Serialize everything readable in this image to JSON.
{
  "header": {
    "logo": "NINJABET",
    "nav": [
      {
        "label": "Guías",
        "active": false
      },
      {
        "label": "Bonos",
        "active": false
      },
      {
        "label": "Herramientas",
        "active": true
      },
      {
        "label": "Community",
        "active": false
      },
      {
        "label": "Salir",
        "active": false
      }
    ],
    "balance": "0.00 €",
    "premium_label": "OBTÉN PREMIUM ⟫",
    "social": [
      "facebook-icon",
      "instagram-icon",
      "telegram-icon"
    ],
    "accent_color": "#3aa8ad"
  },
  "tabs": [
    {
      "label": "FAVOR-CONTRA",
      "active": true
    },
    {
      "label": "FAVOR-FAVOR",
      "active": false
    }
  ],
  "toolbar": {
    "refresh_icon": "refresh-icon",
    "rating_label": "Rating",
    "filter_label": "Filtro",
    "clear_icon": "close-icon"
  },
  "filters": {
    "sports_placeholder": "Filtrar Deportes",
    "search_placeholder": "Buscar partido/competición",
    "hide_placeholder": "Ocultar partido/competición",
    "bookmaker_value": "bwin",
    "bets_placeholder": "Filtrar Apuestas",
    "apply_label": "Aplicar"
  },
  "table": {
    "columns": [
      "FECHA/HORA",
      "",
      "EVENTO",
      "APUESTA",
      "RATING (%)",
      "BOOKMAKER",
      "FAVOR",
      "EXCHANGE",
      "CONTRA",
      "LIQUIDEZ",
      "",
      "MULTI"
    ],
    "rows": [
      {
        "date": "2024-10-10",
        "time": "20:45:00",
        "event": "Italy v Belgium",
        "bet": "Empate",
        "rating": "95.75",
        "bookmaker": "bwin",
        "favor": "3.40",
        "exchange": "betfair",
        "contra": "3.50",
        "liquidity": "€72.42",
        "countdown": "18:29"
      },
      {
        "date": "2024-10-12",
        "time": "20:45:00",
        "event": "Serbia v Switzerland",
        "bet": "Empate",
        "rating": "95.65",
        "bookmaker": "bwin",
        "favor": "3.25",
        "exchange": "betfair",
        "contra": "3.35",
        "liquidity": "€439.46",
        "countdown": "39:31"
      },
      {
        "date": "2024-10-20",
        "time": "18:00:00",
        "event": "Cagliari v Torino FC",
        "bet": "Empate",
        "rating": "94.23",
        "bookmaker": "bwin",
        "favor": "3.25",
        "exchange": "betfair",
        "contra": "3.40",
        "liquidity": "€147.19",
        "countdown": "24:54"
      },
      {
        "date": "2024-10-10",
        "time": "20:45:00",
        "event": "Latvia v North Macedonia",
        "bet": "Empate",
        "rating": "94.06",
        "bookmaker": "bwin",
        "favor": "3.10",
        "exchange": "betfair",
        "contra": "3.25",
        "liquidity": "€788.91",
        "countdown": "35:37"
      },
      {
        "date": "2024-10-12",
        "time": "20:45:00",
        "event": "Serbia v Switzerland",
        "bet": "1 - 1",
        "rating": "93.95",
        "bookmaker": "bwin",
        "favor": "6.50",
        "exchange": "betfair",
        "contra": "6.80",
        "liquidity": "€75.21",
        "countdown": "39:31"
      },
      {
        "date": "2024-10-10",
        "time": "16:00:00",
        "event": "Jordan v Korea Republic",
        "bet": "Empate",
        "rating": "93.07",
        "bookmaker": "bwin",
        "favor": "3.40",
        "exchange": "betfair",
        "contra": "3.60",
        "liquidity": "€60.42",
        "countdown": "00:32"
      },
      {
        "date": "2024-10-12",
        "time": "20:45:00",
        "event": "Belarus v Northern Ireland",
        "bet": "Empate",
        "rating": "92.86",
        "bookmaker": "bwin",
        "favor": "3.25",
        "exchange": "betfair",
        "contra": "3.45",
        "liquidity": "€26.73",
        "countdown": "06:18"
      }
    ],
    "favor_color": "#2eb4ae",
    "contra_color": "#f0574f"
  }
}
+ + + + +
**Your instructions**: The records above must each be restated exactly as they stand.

**Answer below**:
Serialize everything readable in this image to JSON.
{
  "header": {
    "logo": "NINJABET",
    "nav": [
      {
        "label": "Guías",
        "active": false
      },
      {
        "label": "Bonos",
        "active": false
      },
      {
        "label": "Herramientas",
        "active": true
      },
      {
        "label": "Community",
        "active": false
      },
      {
        "label": "Salir",
        "active": false
      }
    ],
    "balance": "0.00 €",
    "premium_label": "OBTÉN PREMIUM ⟫",
    "social": [
      "facebook-icon",
      "instagram-icon",
      "telegram-icon"
    ],
    "accent_color": "#3aa8ad"
  },
  "tabs": [
    {
      "label": "FAVOR-CONTRA",
      "active": true
    },
    {
      "label": "FAVOR-FAVOR",
      "active": false
    }
  ],
  "toolbar": {
    "refresh_icon": "refresh-icon",
    "rating_label": "Rating",
    "filter_label": "Filtro",
    "clear_icon": "close-icon"
  },
  "filters": {
    "sports_placeholder": "Filtrar Deportes",
    "search_placeholder": "Buscar partido/competición",
    "hide_placeholder": "Ocultar partido/competición",
    "bookmaker_value": "bwin",
    "bets_placeholder": "Filtrar Apuestas",
    "apply_label": "Aplicar"
  },
  "table": {
    "columns": [
      "FECHA/HORA",
      "",
      "EVENTO",
      "APUESTA",
      "RATING (%)",
      "BOOKMAKER",
      "FAVOR",
      "EXCHANGE",
      "CONTRA",
      "LIQUIDEZ",
      "",
      "MULTI"
    ],
    "rows": [
      {
        "date": "2024-10-10",
        "time": "20:45:00",
        "event": "Italy v Belgium",
        "bet": "Empate",
        "rating": "95.75",
        "bookmaker": "bwin",
        "favor": "3.40",
        "exchange": "betfair",
        "contra": "3.50",
        "liquidity": "€72.42",
        "countdown": "18:29"
      },
      {
        "date": "2024-10-12",
        "time": "20:45:00",
        "event": "Serbia v Switzerland",
        "bet": "Empate",
        "rating": "95.65",
        "bookmaker": "bwin",
        "favor": "3.25",
        "exchange": "betfair",
        "contra": "3.35",
        "liquidity": "€439.46",
        "countdown": "39:31"
      },
      {
        "date": "2024-10-20",
        "time": "18:00:00",
        "event": "Cagliari v Torino FC",
        "bet": "Empate",
        "rating": "94.23",
        "bookmaker": "bwin",
        "favor": "3.25",
        "exchange": "betfair",
        "contra": "3.40",
        "liquidity": "€147.19",
        "countdown": "24:54"
      },
      {
        "date": "2024-10-10",
        "time": "20:45:00",
        "event": "Latvia v North Macedonia",
        "bet": "Empate",
        "rating": "94.06",
        "bookmaker": "bwin",
        "favor": "3.10",
        "exchange": "betfair",
        "contra": "3.25",
        "liquidity": "€788.91",
        "countdown": "35:37"
      },
      {
        "date": "2024-10-12",
        "time": "20:45:00",
        "event": "Serbia v Switzerland",
        "bet": "1 - 1",
        "rating": "93.95",
        "bookmaker": "bwin",
        "favor": "6.50",
        "exchange": "betfair",
        "contra": "6.80",
        "liquidity": "€75.21",
        "countdown": "39:31"
      },
      {
        "date": "2024-10-10",
        "time": "16:00:00",
        "event": "Jordan v Korea Republic",
        "bet": "Empate",
        "rating": "93.07",
        "bookmaker": "bwin",
        "favor": "3.40",
        "exchange": "betfair",
        "contra": "3.60",
        "liquidity": "€60.42",
        "countdown": "00:32"
      },
      {
        "date": "2024-10-12",
        "time": "20:45:00",
        "event": "Belarus v Northern Ireland",
        "bet": "Empate",
        "rating": "92.86",
        "bookmaker": "bwin",
        "favor": "3.25",
        "exchange": "betfair",
        "contra": "3.45",
        "liquidity": "€26.73",
        "countdown": "06:18"
      }
    ],
    "favor_color": "#2eb4ae",
    "contra_color": "#f0574f"
  }
}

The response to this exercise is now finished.